Action item:
If pictures are present, leave them out, and copy the data word for word.

Material provided:
•••

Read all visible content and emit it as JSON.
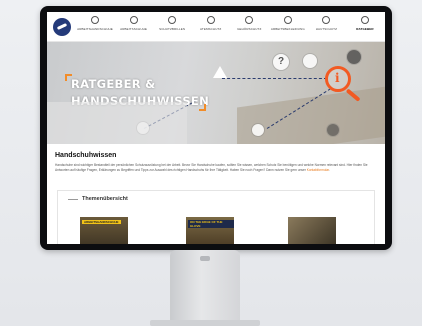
{
  "nav": {
    "items": [
      {
        "label": "ARBEITSHANDSCHUHE",
        "icon": "glove-icon"
      },
      {
        "label": "ARBEITSSCHUHE",
        "icon": "shoe-icon"
      },
      {
        "label": "SCHUTZBRILLEN",
        "icon": "glasses-icon"
      },
      {
        "label": "ATEMSCHUTZ",
        "icon": "mask-icon"
      },
      {
        "label": "GEHÖRSCHUTZ",
        "icon": "ear-icon"
      },
      {
        "label": "ARBEITSBEKLEIDUNG",
        "icon": "shirt-icon"
      },
      {
        "label": "HAUTSCHUTZ",
        "icon": "hand-icon"
      },
      {
        "label": "RATGEBER",
        "icon": "book-icon",
        "active": true
      }
    ]
  },
  "hero": {
    "title_line1": "RATGEBER &",
    "title_line2": "HANDSCHUHWISSEN",
    "question_mark": "?",
    "info_symbol": "i"
  },
  "content": {
    "title": "Handschuhwissen",
    "body_before": "Handschuhe sind wichtiger Bestandteil der persönlichen Schutzausrüstung bei der Arbeit. Bevor Sie Handschuhe kaufen, sollten Sie wissen, welchen Schutz Sie benötigen und welche Normen relevant sind. Hier finden Sie Antworten auf häufige Fragen, Erklärungen zu Begriffen und Tipps zur Auswahl des richtigen Handschuhs für Ihre Tätigkeit. Haben Sie noch Fragen? Dann nutzen Sie gern unser",
    "body_link": "Kontaktformular",
    "body_after": "."
  },
  "topics": {
    "title": "Themenübersicht",
    "items": [
      {
        "tag": "ARBEITSHANDSCHUHE"
      },
      {
        "tag": "ON THE EDGE OF THE GLOVE"
      },
      {
        "tag": ""
      }
    ]
  },
  "colors": {
    "accent_orange": "#f28c28",
    "magnifier_red": "#f25a22",
    "brand_blue": "#243a7a"
  }
}
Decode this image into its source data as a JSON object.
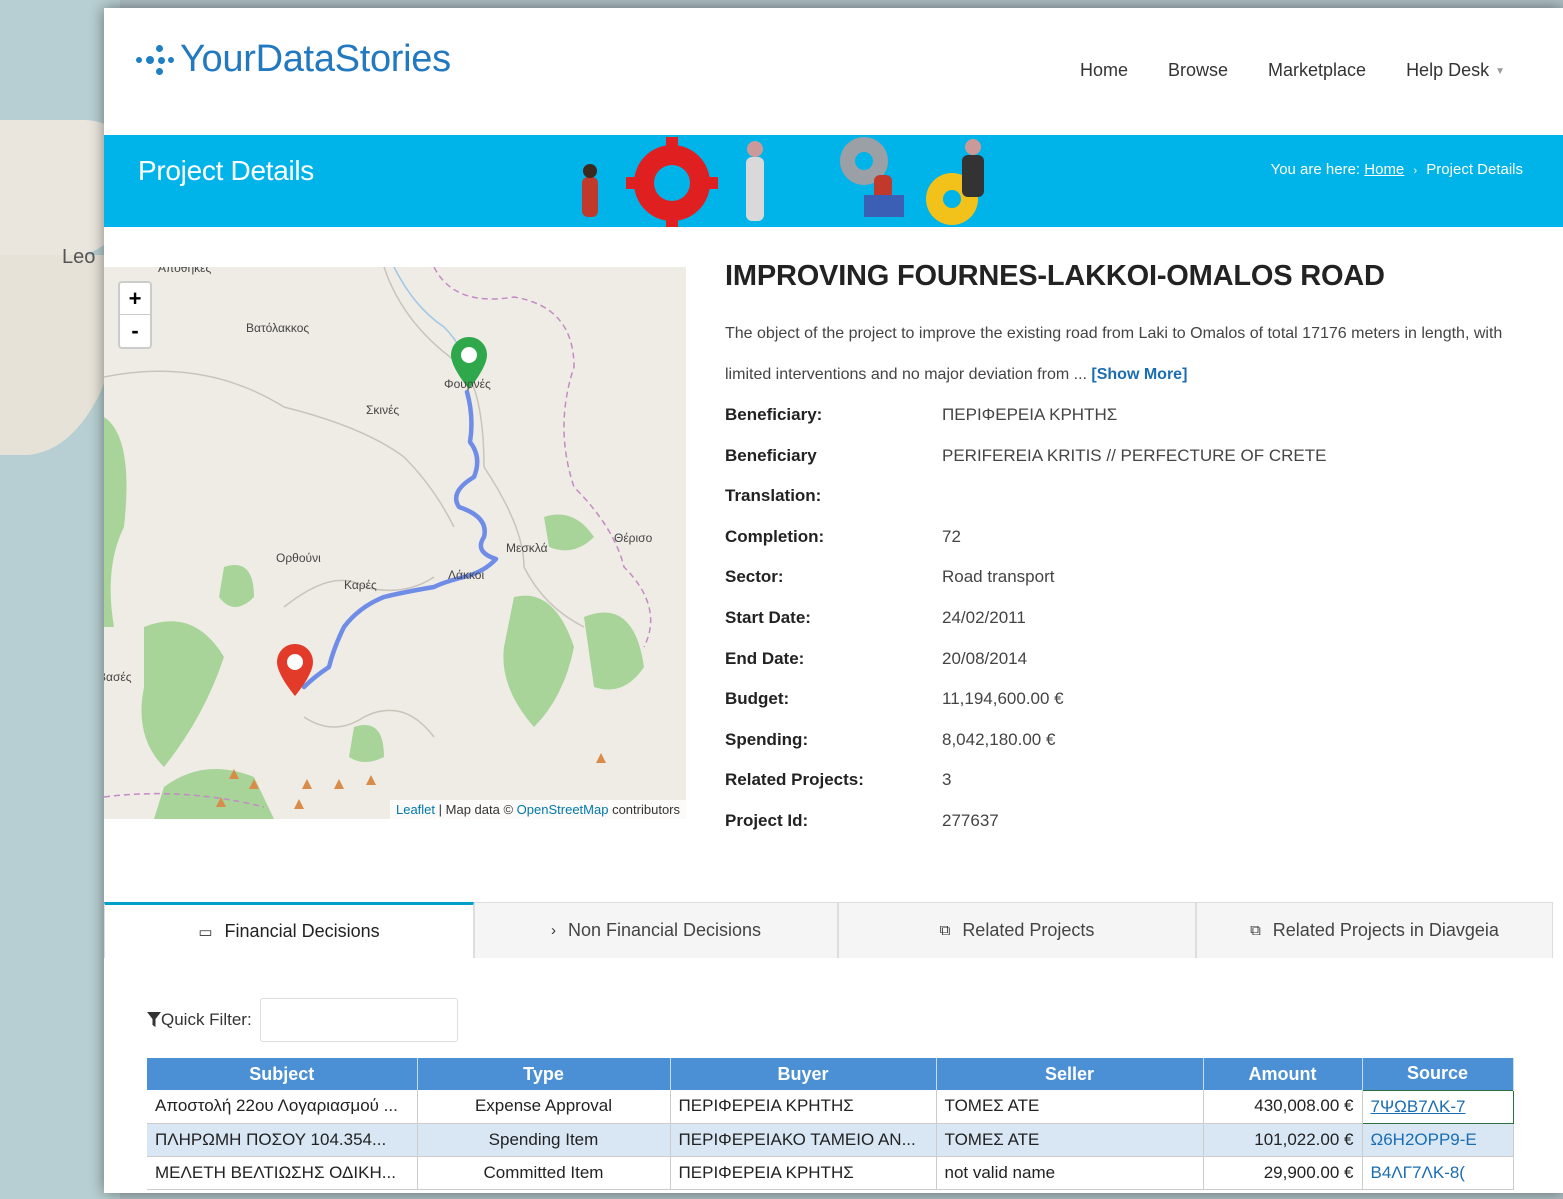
{
  "background_map": {
    "label": "Leo"
  },
  "header": {
    "logo_text": "YourDataStories",
    "nav": [
      {
        "label": "Home"
      },
      {
        "label": "Browse"
      },
      {
        "label": "Marketplace"
      },
      {
        "label": "Help Desk"
      }
    ]
  },
  "banner": {
    "title": "Project Details",
    "breadcrumb_prefix": "You are here:",
    "breadcrumb_home": "Home",
    "breadcrumb_current": "Project Details"
  },
  "map": {
    "zoom_in": "+",
    "zoom_out": "-",
    "attribution_leaflet": "Leaflet",
    "attribution_mid": "| Map data ©",
    "attribution_osm": "OpenStreetMap",
    "attribution_end": "contributors",
    "place_labels": [
      "Αποθήκες",
      "Βατόλακκος",
      "Φουρνές",
      "Σκινές",
      "Μεσκλά",
      "Θέρισο",
      "Ορθούνι",
      "Καρές",
      "Λάκκοι",
      "Βασές"
    ]
  },
  "project": {
    "title": "IMPROVING FOURNES-LAKKOI-OMALOS ROAD",
    "description": "The object of the project to improve the existing road from Laki to Omalos of total 17176 meters in length, with limited interventions and no major deviation from ...",
    "show_more": "[Show More]",
    "fields": [
      {
        "key": "Beneficiary:",
        "value": "ΠΕΡΙΦΕΡΕΙΑ ΚΡΗΤΗΣ"
      },
      {
        "key": "Beneficiary",
        "value": "PERIFEREIA KRITIS // PERFECTURE OF CRETE"
      },
      {
        "key": "Translation:",
        "value": ""
      },
      {
        "key": "Completion:",
        "value": "72"
      },
      {
        "key": "Sector:",
        "value": "Road transport"
      },
      {
        "key": "Start Date:",
        "value": "24/02/2011"
      },
      {
        "key": "End Date:",
        "value": "20/08/2014"
      },
      {
        "key": "Budget:",
        "value": "11,194,600.00 €"
      },
      {
        "key": "Spending:",
        "value": "8,042,180.00 €"
      },
      {
        "key": "Related Projects:",
        "value": "3"
      },
      {
        "key": "Project Id:",
        "value": "277637"
      }
    ]
  },
  "tabs": [
    {
      "label": "Financial Decisions",
      "icon": "card-icon",
      "glyph": "▭"
    },
    {
      "label": "Non Financial Decisions",
      "icon": "chevron-right-icon",
      "glyph": "›"
    },
    {
      "label": "Related Projects",
      "icon": "puzzle-icon",
      "glyph": "⧉"
    },
    {
      "label": "Related Projects in Diavgeia",
      "icon": "puzzle-icon",
      "glyph": "⧉"
    }
  ],
  "filter": {
    "label": "Quick Filter:",
    "value": ""
  },
  "grid": {
    "columns": [
      "Subject",
      "Type",
      "Buyer",
      "Seller",
      "Amount",
      "Source"
    ],
    "rows": [
      [
        "Αποστολή 22ου Λογαριασμού ...",
        "Expense Approval",
        "ΠΕΡΙΦΕΡΕΙΑ ΚΡΗΤΗΣ",
        "ΤΟΜΕΣ ΑΤΕ",
        "430,008.00 €",
        "7ΨΩΒ7ΛΚ-7"
      ],
      [
        "ΠΛΗΡΩΜΗ ΠΟΣΟΥ 104.354...",
        "Spending Item",
        "ΠΕΡΙΦΕΡΕΙΑΚΟ ΤΑΜΕΙΟ ΑΝ...",
        "ΤΟΜΕΣ ΑΤΕ",
        "101,022.00 €",
        "Ω6Η2ΟΡΡ9-Ε"
      ],
      [
        "ΜΕΛΕΤΗ ΒΕΛΤΙΩΣΗΣ ΟΔΙΚΗ...",
        "Committed Item",
        "ΠΕΡΙΦΕΡΕΙΑ ΚΡΗΤΗΣ",
        "not valid name",
        "29,900.00 €",
        "Β4ΛΓ7ΛΚ-8("
      ]
    ]
  },
  "colors": {
    "banner": "#00b3e8",
    "grid_header": "#4b90d5",
    "brand": "#2279bf",
    "route": "#6f8de6"
  }
}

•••

Response box:
Read all visible content and emit it as JSON.
{
  "nav": {
    "items": [
      {
        "label": "ARBEITSHANDSCHUHE",
        "icon": "glove-icon"
      },
      {
        "label": "ARBEITSSCHUHE",
        "icon": "shoe-icon"
      },
      {
        "label": "SCHUTZBRILLEN",
        "icon": "glasses-icon"
      },
      {
        "label": "ATEMSCHUTZ",
        "icon": "mask-icon"
      },
      {
        "label": "GEHÖRSCHUTZ",
        "icon": "ear-icon"
      },
      {
        "label": "ARBEITSBEKLEIDUNG",
        "icon": "shirt-icon"
      },
      {
        "label": "HAUTSCHUTZ",
        "icon": "hand-icon"
      },
      {
        "label": "RATGEBER",
        "icon": "book-icon",
        "active": true
      }
    ]
  },
  "hero": {
    "title_line1": "RATGEBER &",
    "title_line2": "HANDSCHUHWISSEN",
    "question_mark": "?",
    "info_symbol": "i"
  },
  "content": {
    "title": "Handschuhwissen",
    "body_before": "Handschuhe sind wichtiger Bestandteil der persönlichen Schutzausrüstung bei der Arbeit. Bevor Sie Handschuhe kaufen, sollten Sie wissen, welchen Schutz Sie benötigen und welche Normen relevant sind. Hier finden Sie Antworten auf häufige Fragen, Erklärungen zu Begriffen und Tipps zur Auswahl des richtigen Handschuhs für Ihre Tätigkeit. Haben Sie noch Fragen? Dann nutzen Sie gern unser",
    "body_link": "Kontaktformular",
    "body_after": "."
  },
  "topics": {
    "title": "Themenübersicht",
    "items": [
      {
        "tag": "ARBEITSHANDSCHUHE"
      },
      {
        "tag": "ON THE EDGE OF THE GLOVE"
      },
      {
        "tag": ""
      }
    ]
  },
  "colors": {
    "accent_orange": "#f28c28",
    "magnifier_red": "#f25a22",
    "brand_blue": "#243a7a"
  }
}
Decode this image into its source data as a JSON object.
{
  "background_map": {
    "label": "Leo"
  },
  "header": {
    "logo_text": "YourDataStories",
    "nav": [
      {
        "label": "Home"
      },
      {
        "label": "Browse"
      },
      {
        "label": "Marketplace"
      },
      {
        "label": "Help Desk"
      }
    ]
  },
  "banner": {
    "title": "Project Details",
    "breadcrumb_prefix": "You are here:",
    "breadcrumb_home": "Home",
    "breadcrumb_current": "Project Details"
  },
  "map": {
    "zoom_in": "+",
    "zoom_out": "-",
    "attribution_leaflet": "Leaflet",
    "attribution_mid": "| Map data ©",
    "attribution_osm": "OpenStreetMap",
    "attribution_end": "contributors",
    "place_labels": [
      "Αποθήκες",
      "Βατόλακκος",
      "Φουρνές",
      "Σκινές",
      "Μεσκλά",
      "Θέρισο",
      "Ορθούνι",
      "Καρές",
      "Λάκκοι",
      "Βασές"
    ]
  },
  "project": {
    "title": "IMPROVING FOURNES-LAKKOI-OMALOS ROAD",
    "description": "The object of the project to improve the existing road from Laki to Omalos of total 17176 meters in length, with limited interventions and no major deviation from ...",
    "show_more": "[Show More]",
    "fields": [
      {
        "key": "Beneficiary:",
        "value": "ΠΕΡΙΦΕΡΕΙΑ ΚΡΗΤΗΣ"
      },
      {
        "key": "Beneficiary",
        "value": "PERIFEREIA KRITIS // PERFECTURE OF CRETE"
      },
      {
        "key": "Translation:",
        "value": ""
      },
      {
        "key": "Completion:",
        "value": "72"
      },
      {
        "key": "Sector:",
        "value": "Road transport"
      },
      {
        "key": "Start Date:",
        "value": "24/02/2011"
      },
      {
        "key": "End Date:",
        "value": "20/08/2014"
      },
      {
        "key": "Budget:",
        "value": "11,194,600.00 €"
      },
      {
        "key": "Spending:",
        "value": "8,042,180.00 €"
      },
      {
        "key": "Related Projects:",
        "value": "3"
      },
      {
        "key": "Project Id:",
        "value": "277637"
      }
    ]
  },
  "tabs": [
    {
      "label": "Financial Decisions",
      "icon": "card-icon",
      "glyph": "▭"
    },
    {
      "label": "Non Financial Decisions",
      "icon": "chevron-right-icon",
      "glyph": "›"
    },
    {
      "label": "Related Projects",
      "icon": "puzzle-icon",
      "glyph": "⧉"
    },
    {
      "label": "Related Projects in Diavgeia",
      "icon": "puzzle-icon",
      "glyph": "⧉"
    }
  ],
  "filter": {
    "label": "Quick Filter:",
    "value": ""
  },
  "grid": {
    "columns": [
      "Subject",
      "Type",
      "Buyer",
      "Seller",
      "Amount",
      "Source"
    ],
    "rows": [
      [
        "Αποστολή 22ου Λογαριασμού ...",
        "Expense Approval",
        "ΠΕΡΙΦΕΡΕΙΑ ΚΡΗΤΗΣ",
        "ΤΟΜΕΣ ΑΤΕ",
        "430,008.00 €",
        "7ΨΩΒ7ΛΚ-7"
      ],
      [
        "ΠΛΗΡΩΜΗ ΠΟΣΟΥ 104.354...",
        "Spending Item",
        "ΠΕΡΙΦΕΡΕΙΑΚΟ ΤΑΜΕΙΟ ΑΝ...",
        "ΤΟΜΕΣ ΑΤΕ",
        "101,022.00 €",
        "Ω6Η2ΟΡΡ9-Ε"
      ],
      [
        "ΜΕΛΕΤΗ ΒΕΛΤΙΩΣΗΣ ΟΔΙΚΗ...",
        "Committed Item",
        "ΠΕΡΙΦΕΡΕΙΑ ΚΡΗΤΗΣ",
        "not valid name",
        "29,900.00 €",
        "Β4ΛΓ7ΛΚ-8("
      ]
    ]
  },
  "colors": {
    "banner": "#00b3e8",
    "grid_header": "#4b90d5",
    "brand": "#2279bf",
    "route": "#6f8de6"
  }
}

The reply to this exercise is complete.